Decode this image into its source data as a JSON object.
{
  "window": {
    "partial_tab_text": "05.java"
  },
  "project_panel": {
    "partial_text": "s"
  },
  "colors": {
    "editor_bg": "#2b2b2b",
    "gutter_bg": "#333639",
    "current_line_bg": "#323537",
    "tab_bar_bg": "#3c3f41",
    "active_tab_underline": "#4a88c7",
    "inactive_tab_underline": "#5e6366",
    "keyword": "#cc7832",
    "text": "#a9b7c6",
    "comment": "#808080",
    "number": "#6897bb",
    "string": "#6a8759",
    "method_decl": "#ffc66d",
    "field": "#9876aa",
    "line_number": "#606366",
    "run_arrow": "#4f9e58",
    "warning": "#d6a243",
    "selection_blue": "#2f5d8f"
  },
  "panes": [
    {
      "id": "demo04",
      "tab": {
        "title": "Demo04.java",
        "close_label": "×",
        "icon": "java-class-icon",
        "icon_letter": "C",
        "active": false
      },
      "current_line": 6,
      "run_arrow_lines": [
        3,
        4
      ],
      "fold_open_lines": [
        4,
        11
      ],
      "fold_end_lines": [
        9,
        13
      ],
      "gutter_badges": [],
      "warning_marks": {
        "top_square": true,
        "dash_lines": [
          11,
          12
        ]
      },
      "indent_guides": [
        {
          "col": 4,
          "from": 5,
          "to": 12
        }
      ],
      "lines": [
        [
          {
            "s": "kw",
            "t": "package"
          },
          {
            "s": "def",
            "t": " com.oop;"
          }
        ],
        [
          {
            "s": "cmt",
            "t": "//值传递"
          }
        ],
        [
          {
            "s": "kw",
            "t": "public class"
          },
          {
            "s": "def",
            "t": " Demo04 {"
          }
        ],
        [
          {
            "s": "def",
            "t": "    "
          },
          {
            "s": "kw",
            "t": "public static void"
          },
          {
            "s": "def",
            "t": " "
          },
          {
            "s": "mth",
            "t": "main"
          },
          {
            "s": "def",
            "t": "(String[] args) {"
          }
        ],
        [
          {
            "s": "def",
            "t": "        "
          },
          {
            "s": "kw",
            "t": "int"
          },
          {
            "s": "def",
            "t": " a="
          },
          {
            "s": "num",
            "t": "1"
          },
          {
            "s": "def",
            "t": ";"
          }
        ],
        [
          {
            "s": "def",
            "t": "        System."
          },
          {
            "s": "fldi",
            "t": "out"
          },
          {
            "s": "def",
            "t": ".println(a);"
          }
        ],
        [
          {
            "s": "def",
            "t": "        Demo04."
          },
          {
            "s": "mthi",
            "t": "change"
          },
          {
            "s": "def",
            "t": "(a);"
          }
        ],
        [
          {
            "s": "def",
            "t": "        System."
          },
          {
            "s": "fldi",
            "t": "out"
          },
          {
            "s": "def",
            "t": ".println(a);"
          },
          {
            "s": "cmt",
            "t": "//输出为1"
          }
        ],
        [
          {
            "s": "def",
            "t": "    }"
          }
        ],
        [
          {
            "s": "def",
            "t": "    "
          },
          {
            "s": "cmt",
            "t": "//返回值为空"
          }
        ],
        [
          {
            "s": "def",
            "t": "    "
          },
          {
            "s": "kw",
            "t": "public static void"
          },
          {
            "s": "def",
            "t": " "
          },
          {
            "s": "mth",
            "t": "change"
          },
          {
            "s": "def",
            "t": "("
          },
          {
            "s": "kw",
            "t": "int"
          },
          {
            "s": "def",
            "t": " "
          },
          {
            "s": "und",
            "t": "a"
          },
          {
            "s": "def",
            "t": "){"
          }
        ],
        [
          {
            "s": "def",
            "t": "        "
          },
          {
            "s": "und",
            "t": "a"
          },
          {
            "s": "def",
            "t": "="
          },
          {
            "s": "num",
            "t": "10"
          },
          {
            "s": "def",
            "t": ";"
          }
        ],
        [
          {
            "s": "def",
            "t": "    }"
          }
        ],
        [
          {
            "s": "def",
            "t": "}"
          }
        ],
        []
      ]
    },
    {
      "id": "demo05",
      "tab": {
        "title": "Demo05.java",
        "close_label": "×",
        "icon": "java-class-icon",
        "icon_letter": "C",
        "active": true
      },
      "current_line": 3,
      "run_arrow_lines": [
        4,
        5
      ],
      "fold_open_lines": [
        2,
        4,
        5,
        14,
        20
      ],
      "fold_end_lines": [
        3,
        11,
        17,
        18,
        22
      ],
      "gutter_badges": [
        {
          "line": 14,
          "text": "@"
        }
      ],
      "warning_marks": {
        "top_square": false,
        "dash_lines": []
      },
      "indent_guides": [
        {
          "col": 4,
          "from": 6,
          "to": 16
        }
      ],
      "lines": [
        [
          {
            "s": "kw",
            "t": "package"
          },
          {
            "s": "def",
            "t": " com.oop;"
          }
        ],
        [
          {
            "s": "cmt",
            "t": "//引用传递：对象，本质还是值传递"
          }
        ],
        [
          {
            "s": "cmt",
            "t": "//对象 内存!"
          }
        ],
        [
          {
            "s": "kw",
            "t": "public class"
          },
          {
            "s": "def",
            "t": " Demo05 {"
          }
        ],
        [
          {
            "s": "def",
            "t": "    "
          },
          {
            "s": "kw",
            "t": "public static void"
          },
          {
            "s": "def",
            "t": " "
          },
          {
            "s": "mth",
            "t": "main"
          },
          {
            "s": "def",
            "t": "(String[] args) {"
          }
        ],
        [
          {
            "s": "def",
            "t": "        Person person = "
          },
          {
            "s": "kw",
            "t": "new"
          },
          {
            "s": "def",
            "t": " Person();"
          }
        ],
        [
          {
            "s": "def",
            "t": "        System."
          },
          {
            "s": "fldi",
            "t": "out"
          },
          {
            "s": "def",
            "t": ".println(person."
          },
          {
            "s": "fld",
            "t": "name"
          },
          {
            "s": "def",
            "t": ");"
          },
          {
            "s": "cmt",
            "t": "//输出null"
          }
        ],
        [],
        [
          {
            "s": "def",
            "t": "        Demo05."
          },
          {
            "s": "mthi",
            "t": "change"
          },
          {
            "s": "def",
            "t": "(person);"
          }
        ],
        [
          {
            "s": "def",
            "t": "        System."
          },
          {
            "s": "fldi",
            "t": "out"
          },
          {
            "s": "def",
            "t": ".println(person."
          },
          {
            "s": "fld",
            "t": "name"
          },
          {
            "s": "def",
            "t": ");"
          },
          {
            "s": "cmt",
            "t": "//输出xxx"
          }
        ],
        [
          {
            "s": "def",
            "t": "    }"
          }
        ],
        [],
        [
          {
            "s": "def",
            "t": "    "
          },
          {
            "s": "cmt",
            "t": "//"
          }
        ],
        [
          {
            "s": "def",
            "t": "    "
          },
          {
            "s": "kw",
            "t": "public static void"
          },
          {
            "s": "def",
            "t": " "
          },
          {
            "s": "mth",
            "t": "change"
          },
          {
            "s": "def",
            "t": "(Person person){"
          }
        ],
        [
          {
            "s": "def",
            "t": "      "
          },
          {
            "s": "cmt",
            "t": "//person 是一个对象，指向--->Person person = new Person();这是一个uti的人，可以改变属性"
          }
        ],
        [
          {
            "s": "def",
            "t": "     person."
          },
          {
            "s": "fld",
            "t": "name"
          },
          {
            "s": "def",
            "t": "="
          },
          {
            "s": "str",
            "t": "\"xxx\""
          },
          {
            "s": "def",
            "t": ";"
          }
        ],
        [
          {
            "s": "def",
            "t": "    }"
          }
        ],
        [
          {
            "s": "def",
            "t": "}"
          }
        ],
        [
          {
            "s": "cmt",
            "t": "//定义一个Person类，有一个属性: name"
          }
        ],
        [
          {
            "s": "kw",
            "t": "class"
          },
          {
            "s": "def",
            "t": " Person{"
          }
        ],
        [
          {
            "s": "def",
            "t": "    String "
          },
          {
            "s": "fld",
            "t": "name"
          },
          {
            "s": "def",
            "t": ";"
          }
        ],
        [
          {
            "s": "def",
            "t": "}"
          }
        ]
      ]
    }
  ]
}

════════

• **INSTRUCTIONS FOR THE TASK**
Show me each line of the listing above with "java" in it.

• **SOLUTION TO THE EXERCISE**
    "partial_tab_text": "05.java"
        "title": "Demo04.java",
        "icon": "java-class-icon",
        "title": "Demo05.java",
        "icon": "java-class-icon",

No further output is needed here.